● Data for this exercise

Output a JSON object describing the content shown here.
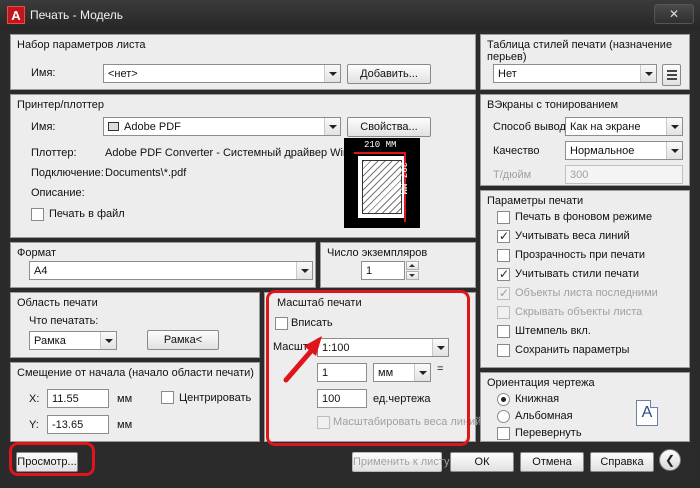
{
  "window": {
    "title": "Печать - Модель",
    "app_icon_letter": "A",
    "close_glyph": "✕"
  },
  "page_setup": {
    "title": "Набор параметров листа",
    "name_label": "Имя:",
    "name_value": "<нет>",
    "add_button": "Добавить..."
  },
  "printer": {
    "title": "Принтер/плоттер",
    "name_label": "Имя:",
    "name_value": "Adobe PDF",
    "properties_button": "Свойства...",
    "plotter_label": "Плоттер:",
    "plotter_value": "Adobe PDF Converter - Системный драйвер Windo...",
    "connection_label": "Подключение:",
    "connection_value": "Documents\\*.pdf",
    "description_label": "Описание:",
    "print_to_file_label": "Печать в файл",
    "print_to_file_checked": false,
    "preview_width": "210 MM",
    "preview_height": "297 MM"
  },
  "paper": {
    "title": "Формат",
    "value": "A4"
  },
  "copies": {
    "title": "Число экземпляров",
    "value": "1"
  },
  "area": {
    "title": "Область печати",
    "what_label": "Что печатать:",
    "what_value": "Рамка",
    "frame_button": "Рамка<"
  },
  "offset": {
    "title": "Смещение от начала (начало области печати)",
    "x_label": "X:",
    "x_value": "11.55",
    "x_unit": "мм",
    "y_label": "Y:",
    "y_value": "-13.65",
    "y_unit": "мм",
    "center_label": "Центрировать",
    "center_checked": false
  },
  "scale": {
    "title": "Масштаб печати",
    "fit_label": "Вписать",
    "fit_checked": false,
    "scale_label": "Масштаб:",
    "scale_value": "1:100",
    "value1": "1",
    "unit_value": "мм",
    "equals": "=",
    "value2": "100",
    "unit2_label": "ед.чертежа",
    "lineweights_label": "Масштабировать веса линий",
    "lineweights_checked": false
  },
  "style_table": {
    "title": "Таблица стилей печати (назначение перьев)",
    "value": "Нет"
  },
  "shaded": {
    "title": "ВЭкраны с тонированием",
    "output_label": "Способ вывода",
    "output_value": "Как на экране",
    "quality_label": "Качество",
    "quality_value": "Нормальное",
    "dpi_label": "Т/дюйм",
    "dpi_value": "300"
  },
  "print_options": {
    "title": "Параметры печати",
    "items": [
      {
        "label": "Печать в фоновом режиме",
        "checked": false,
        "disabled": false
      },
      {
        "label": "Учитывать веса линий",
        "checked": true,
        "disabled": false
      },
      {
        "label": "Прозрачность при печати",
        "checked": false,
        "disabled": false
      },
      {
        "label": "Учитывать стили печати",
        "checked": true,
        "disabled": false
      },
      {
        "label": "Объекты листа последними",
        "checked": true,
        "disabled": true
      },
      {
        "label": "Скрывать объекты листа",
        "checked": false,
        "disabled": true
      },
      {
        "label": "Штемпель вкл.",
        "checked": false,
        "disabled": false
      },
      {
        "label": "Сохранить параметры",
        "checked": false,
        "disabled": false
      }
    ]
  },
  "orientation": {
    "title": "Ориентация чертежа",
    "portrait": "Книжная",
    "landscape": "Альбомная",
    "upside_down": "Перевернуть",
    "selected": "portrait",
    "icon_letter": "A"
  },
  "footer": {
    "preview_button": "Просмотр...",
    "apply_button": "Применить к листу",
    "ok_button": "ОК",
    "cancel_button": "Отмена",
    "help_button": "Справка",
    "expand_glyph": "❮"
  },
  "colors": {
    "highlight": "#e0141b",
    "panel_bg": "#ededed",
    "frame_bg": "#2b2b2b"
  }
}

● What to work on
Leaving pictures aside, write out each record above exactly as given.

● Final answer
Output a JSON object describing the content shown here.
{
  "window": {
    "title": "Печать - Модель",
    "app_icon_letter": "A",
    "close_glyph": "✕"
  },
  "page_setup": {
    "title": "Набор параметров листа",
    "name_label": "Имя:",
    "name_value": "<нет>",
    "add_button": "Добавить..."
  },
  "printer": {
    "title": "Принтер/плоттер",
    "name_label": "Имя:",
    "name_value": "Adobe PDF",
    "properties_button": "Свойства...",
    "plotter_label": "Плоттер:",
    "plotter_value": "Adobe PDF Converter - Системный драйвер Windo...",
    "connection_label": "Подключение:",
    "connection_value": "Documents\\*.pdf",
    "description_label": "Описание:",
    "print_to_file_label": "Печать в файл",
    "print_to_file_checked": false,
    "preview_width": "210 MM",
    "preview_height": "297 MM"
  },
  "paper": {
    "title": "Формат",
    "value": "A4"
  },
  "copies": {
    "title": "Число экземпляров",
    "value": "1"
  },
  "area": {
    "title": "Область печати",
    "what_label": "Что печатать:",
    "what_value": "Рамка",
    "frame_button": "Рамка<"
  },
  "offset": {
    "title": "Смещение от начала (начало области печати)",
    "x_label": "X:",
    "x_value": "11.55",
    "x_unit": "мм",
    "y_label": "Y:",
    "y_value": "-13.65",
    "y_unit": "мм",
    "center_label": "Центрировать",
    "center_checked": false
  },
  "scale": {
    "title": "Масштаб печати",
    "fit_label": "Вписать",
    "fit_checked": false,
    "scale_label": "Масштаб:",
    "scale_value": "1:100",
    "value1": "1",
    "unit_value": "мм",
    "equals": "=",
    "value2": "100",
    "unit2_label": "ед.чертежа",
    "lineweights_label": "Масштабировать веса линий",
    "lineweights_checked": false
  },
  "style_table": {
    "title": "Таблица стилей печати (назначение перьев)",
    "value": "Нет"
  },
  "shaded": {
    "title": "ВЭкраны с тонированием",
    "output_label": "Способ вывода",
    "output_value": "Как на экране",
    "quality_label": "Качество",
    "quality_value": "Нормальное",
    "dpi_label": "Т/дюйм",
    "dpi_value": "300"
  },
  "print_options": {
    "title": "Параметры печати",
    "items": [
      {
        "label": "Печать в фоновом режиме",
        "checked": false,
        "disabled": false
      },
      {
        "label": "Учитывать веса линий",
        "checked": true,
        "disabled": false
      },
      {
        "label": "Прозрачность при печати",
        "checked": false,
        "disabled": false
      },
      {
        "label": "Учитывать стили печати",
        "checked": true,
        "disabled": false
      },
      {
        "label": "Объекты листа последними",
        "checked": true,
        "disabled": true
      },
      {
        "label": "Скрывать объекты листа",
        "checked": false,
        "disabled": true
      },
      {
        "label": "Штемпель вкл.",
        "checked": false,
        "disabled": false
      },
      {
        "label": "Сохранить параметры",
        "checked": false,
        "disabled": false
      }
    ]
  },
  "orientation": {
    "title": "Ориентация чертежа",
    "portrait": "Книжная",
    "landscape": "Альбомная",
    "upside_down": "Перевернуть",
    "selected": "portrait",
    "icon_letter": "A"
  },
  "footer": {
    "preview_button": "Просмотр...",
    "apply_button": "Применить к листу",
    "ok_button": "ОК",
    "cancel_button": "Отмена",
    "help_button": "Справка",
    "expand_glyph": "❮"
  },
  "colors": {
    "highlight": "#e0141b",
    "panel_bg": "#ededed",
    "frame_bg": "#2b2b2b"
  }
}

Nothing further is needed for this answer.